(Beginning of Data supplied)

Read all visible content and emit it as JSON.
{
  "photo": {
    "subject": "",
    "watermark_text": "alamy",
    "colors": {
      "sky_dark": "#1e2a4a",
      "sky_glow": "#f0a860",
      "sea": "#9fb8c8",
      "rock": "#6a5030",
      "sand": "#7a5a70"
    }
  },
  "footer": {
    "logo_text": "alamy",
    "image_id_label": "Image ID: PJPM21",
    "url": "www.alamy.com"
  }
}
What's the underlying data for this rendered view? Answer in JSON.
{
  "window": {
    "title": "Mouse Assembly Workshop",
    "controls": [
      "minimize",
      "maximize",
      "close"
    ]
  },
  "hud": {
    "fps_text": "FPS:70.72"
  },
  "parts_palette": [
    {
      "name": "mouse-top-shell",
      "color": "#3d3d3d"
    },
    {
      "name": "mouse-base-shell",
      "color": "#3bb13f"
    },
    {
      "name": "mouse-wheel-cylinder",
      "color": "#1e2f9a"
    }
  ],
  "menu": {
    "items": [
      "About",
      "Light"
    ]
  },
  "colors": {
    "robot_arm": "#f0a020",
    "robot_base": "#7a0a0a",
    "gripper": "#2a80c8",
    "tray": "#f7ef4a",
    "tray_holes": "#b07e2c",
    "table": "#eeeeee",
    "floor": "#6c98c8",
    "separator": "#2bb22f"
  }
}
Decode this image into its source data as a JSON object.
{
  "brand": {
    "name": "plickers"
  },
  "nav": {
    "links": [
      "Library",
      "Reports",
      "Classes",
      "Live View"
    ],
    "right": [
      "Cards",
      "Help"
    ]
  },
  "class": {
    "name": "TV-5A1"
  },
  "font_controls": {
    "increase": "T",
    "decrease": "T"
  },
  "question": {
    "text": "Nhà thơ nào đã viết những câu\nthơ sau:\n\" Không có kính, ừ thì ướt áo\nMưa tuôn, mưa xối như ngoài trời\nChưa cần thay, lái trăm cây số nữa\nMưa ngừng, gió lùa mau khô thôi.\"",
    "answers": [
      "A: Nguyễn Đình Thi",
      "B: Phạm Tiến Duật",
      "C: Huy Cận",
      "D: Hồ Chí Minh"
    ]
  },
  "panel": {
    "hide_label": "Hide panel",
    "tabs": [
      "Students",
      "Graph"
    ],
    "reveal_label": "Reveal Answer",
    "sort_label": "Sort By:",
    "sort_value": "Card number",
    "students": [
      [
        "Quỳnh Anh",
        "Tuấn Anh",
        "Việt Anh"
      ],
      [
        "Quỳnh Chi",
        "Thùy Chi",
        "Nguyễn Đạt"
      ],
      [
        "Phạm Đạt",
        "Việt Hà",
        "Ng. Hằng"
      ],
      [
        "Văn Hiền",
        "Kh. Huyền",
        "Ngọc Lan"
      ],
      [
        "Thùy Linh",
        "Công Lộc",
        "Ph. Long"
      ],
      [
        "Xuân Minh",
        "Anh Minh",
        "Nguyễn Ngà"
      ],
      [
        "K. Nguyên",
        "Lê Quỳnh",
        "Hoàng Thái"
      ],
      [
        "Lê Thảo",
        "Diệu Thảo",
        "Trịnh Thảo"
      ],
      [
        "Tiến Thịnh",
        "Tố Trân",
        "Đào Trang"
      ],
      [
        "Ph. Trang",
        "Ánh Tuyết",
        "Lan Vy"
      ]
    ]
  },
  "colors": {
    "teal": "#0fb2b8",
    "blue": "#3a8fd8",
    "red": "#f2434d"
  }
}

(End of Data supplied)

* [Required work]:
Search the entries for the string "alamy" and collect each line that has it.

* [Answer area]:
    "watermark_text": "alamy",
    "logo_text": "alamy",
    "url": "www.alamy.com"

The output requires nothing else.